Problem details:
Extract all of the entries and set them down verbatim.

Stored data:
-*-

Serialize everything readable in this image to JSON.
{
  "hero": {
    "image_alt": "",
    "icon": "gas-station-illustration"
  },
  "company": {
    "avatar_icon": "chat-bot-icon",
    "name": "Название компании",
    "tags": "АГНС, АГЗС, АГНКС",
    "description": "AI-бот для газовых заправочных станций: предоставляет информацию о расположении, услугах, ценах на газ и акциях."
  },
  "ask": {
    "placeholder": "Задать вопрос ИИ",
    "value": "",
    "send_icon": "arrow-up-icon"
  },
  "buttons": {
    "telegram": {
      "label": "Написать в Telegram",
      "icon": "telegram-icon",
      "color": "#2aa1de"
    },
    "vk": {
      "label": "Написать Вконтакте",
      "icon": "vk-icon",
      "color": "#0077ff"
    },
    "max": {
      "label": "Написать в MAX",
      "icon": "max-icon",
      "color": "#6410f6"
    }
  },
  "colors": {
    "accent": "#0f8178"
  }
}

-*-

Task answer:
Serialize everything readable in this image to JSON.
{
  "hero": {
    "image_alt": "",
    "icon": "gas-station-illustration"
  },
  "company": {
    "avatar_icon": "chat-bot-icon",
    "name": "Название компании",
    "tags": "АГНС, АГЗС, АГНКС",
    "description": "AI-бот для газовых заправочных станций: предоставляет информацию о расположении, услугах, ценах на газ и акциях."
  },
  "ask": {
    "placeholder": "Задать вопрос ИИ",
    "value": "",
    "send_icon": "arrow-up-icon"
  },
  "buttons": {
    "telegram": {
      "label": "Написать в Telegram",
      "icon": "telegram-icon",
      "color": "#2aa1de"
    },
    "vk": {
      "label": "Написать Вконтакте",
      "icon": "vk-icon",
      "color": "#0077ff"
    },
    "max": {
      "label": "Написать в MAX",
      "icon": "max-icon",
      "color": "#6410f6"
    }
  },
  "colors": {
    "accent": "#0f8178"
  }
}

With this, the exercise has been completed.